→ TASK TO COMPLETE: Each entry should appear in the answer exactly as written.

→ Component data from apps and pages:
======
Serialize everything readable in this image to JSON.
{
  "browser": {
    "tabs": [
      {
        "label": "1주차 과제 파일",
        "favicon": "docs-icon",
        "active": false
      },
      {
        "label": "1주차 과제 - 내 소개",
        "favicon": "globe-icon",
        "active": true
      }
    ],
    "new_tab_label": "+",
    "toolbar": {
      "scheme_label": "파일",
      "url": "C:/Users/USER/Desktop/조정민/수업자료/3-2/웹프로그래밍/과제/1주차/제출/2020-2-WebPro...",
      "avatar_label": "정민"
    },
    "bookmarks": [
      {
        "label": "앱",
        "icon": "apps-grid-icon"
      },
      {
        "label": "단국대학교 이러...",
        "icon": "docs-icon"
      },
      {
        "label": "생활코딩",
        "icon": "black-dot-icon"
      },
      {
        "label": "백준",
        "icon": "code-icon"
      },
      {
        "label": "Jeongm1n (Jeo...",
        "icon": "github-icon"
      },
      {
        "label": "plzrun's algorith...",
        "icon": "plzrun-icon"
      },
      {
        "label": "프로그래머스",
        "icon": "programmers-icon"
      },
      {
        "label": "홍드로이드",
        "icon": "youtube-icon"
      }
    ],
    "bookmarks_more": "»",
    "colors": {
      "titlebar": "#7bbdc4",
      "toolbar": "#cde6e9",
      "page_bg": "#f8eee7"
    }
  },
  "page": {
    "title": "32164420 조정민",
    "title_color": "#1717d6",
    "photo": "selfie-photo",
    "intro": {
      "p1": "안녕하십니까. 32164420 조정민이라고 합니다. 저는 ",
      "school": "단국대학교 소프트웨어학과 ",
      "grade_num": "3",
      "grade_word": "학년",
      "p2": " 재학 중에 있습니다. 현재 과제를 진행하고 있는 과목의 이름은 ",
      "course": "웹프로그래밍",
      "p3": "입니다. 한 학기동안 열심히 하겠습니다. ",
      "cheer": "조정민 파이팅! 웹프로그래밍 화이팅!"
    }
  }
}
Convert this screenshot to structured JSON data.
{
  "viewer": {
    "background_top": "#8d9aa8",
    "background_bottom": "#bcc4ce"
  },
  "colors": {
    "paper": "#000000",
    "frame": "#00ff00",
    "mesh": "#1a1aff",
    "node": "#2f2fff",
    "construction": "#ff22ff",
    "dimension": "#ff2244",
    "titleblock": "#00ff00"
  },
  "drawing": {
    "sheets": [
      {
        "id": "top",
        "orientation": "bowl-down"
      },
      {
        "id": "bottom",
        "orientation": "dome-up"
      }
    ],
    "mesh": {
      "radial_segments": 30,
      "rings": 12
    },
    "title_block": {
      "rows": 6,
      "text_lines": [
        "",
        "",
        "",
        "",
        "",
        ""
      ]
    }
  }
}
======
→ WRITTEN ANSWER:
Serialize everything readable in this image to JSON.
{
  "browser": {
    "tabs": [
      {
        "label": "1주차 과제 파일",
        "favicon": "docs-icon",
        "active": false
      },
      {
        "label": "1주차 과제 - 내 소개",
        "favicon": "globe-icon",
        "active": true
      }
    ],
    "new_tab_label": "+",
    "toolbar": {
      "scheme_label": "파일",
      "url": "C:/Users/USER/Desktop/조정민/수업자료/3-2/웹프로그래밍/과제/1주차/제출/2020-2-WebPro...",
      "avatar_label": "정민"
    },
    "bookmarks": [
      {
        "label": "앱",
        "icon": "apps-grid-icon"
      },
      {
        "label": "단국대학교 이러...",
        "icon": "docs-icon"
      },
      {
        "label": "생활코딩",
        "icon": "black-dot-icon"
      },
      {
        "label": "백준",
        "icon": "code-icon"
      },
      {
        "label": "Jeongm1n (Jeo...",
        "icon": "github-icon"
      },
      {
        "label": "plzrun's algorith...",
        "icon": "plzrun-icon"
      },
      {
        "label": "프로그래머스",
        "icon": "programmers-icon"
      },
      {
        "label": "홍드로이드",
        "icon": "youtube-icon"
      }
    ],
    "bookmarks_more": "»",
    "colors": {
      "titlebar": "#7bbdc4",
      "toolbar": "#cde6e9",
      "page_bg": "#f8eee7"
    }
  },
  "page": {
    "title": "32164420 조정민",
    "title_color": "#1717d6",
    "photo": "selfie-photo",
    "intro": {
      "p1": "안녕하십니까. 32164420 조정민이라고 합니다. 저는 ",
      "school": "단국대학교 소프트웨어학과 ",
      "grade_num": "3",
      "grade_word": "학년",
      "p2": " 재학 중에 있습니다. 현재 과제를 진행하고 있는 과목의 이름은 ",
      "course": "웹프로그래밍",
      "p3": "입니다. 한 학기동안 열심히 하겠습니다. ",
      "cheer": "조정민 파이팅! 웹프로그래밍 화이팅!"
    }
  }
}
Convert this screenshot to structured JSON data.
{
  "viewer": {
    "background_top": "#8d9aa8",
    "background_bottom": "#bcc4ce"
  },
  "colors": {
    "paper": "#000000",
    "frame": "#00ff00",
    "mesh": "#1a1aff",
    "node": "#2f2fff",
    "construction": "#ff22ff",
    "dimension": "#ff2244",
    "titleblock": "#00ff00"
  },
  "drawing": {
    "sheets": [
      {
        "id": "top",
        "orientation": "bowl-down"
      },
      {
        "id": "bottom",
        "orientation": "dome-up"
      }
    ],
    "mesh": {
      "radial_segments": 30,
      "rings": 12
    },
    "title_block": {
      "rows": 6,
      "text_lines": [
        "",
        "",
        "",
        "",
        "",
        ""
      ]
    }
  }
}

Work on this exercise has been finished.